Includes the plays Master and Margarita (Satanas Ball), Vanity, Gogol and Brothers Karamazov From original translations by Faynia Williams. Crane and Williamsa sensational Master and Margarita (Satanas Ball) marked the beginning of a golden period when their company Brighton Theatre premiered a succession of ground-breaking new plays, which took festivals by storm and toured the world. Out of the spectacular Bulgakov, came the minimalist Gogol, a chilling evocation of Gogolas whirling world, distilled into a nightmare for today. Then Vanity, a aglittering diamond of a playa, reclaimed Pushkinas Eugene Onegin as a intimate reflection on a love mistimed and shattered by social convention. From these successes, Brighton Theatre moved onto the main Edinburgh programme with Brothers Karamazov: a leap into the dark world of epilepsy, orthodoxy and murder in the family, which won triumphant reviews and international acclaim. Published now for the first time, these four plays flourished out of a unique collaboration of author and director, which saw them progressing from fringe to mainstream, West End and Off-Broadway without changing their style, and becoming an acknowledged inspiration for many of todayas theatre artists. 'The sensation of Festival drama... Satanas Ball offers an imaginative experience of a high order, blending ideas and feeling with great dramatic force... by turns comic, bleak and stirring.a Sunday Times aSuperlative... fascinating... a brilliant distillation...Where the RSCas Nicholas Nickleby tackles a great novel with sound and fury and a cast of fifty, Craneas Brothers Karamazov does it with stealth and implication and a cast of four.a PunchIVAN : You said you could fake it and you did. SMERDYAKOV: How canyou say that? IVAN :You knew somethingwould happen andyou wanted to beoutof the way. ... IVAN : How are you feeling Smerdyakov? SMERDYAKOV: One the mendsir, anbsp;...
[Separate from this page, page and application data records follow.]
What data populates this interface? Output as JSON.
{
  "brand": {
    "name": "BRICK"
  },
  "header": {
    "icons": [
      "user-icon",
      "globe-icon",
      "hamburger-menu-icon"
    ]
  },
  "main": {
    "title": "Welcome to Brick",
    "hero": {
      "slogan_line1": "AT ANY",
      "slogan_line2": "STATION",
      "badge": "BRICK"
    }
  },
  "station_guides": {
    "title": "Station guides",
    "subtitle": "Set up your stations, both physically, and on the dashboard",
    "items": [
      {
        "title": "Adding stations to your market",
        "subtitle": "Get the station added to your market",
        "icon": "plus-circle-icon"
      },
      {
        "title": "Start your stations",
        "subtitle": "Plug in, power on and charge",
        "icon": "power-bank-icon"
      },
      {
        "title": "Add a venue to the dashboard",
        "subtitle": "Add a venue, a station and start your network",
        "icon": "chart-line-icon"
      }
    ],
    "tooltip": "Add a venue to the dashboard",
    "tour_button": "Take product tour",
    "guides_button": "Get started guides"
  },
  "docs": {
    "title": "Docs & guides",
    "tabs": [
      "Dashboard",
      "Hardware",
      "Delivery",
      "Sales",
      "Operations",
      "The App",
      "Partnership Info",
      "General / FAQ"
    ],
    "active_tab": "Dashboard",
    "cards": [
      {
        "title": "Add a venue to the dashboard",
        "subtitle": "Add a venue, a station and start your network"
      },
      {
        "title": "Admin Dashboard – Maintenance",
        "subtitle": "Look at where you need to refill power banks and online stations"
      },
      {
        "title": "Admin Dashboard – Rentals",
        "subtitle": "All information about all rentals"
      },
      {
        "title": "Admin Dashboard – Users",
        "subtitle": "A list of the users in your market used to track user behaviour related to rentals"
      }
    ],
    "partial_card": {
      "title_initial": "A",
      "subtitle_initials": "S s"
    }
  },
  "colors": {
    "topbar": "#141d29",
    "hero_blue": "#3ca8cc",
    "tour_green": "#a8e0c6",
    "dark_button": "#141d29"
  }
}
|Title||:||Crane: Russian Plays|
|Publisher||:||Oberon Books - 2012-05-02|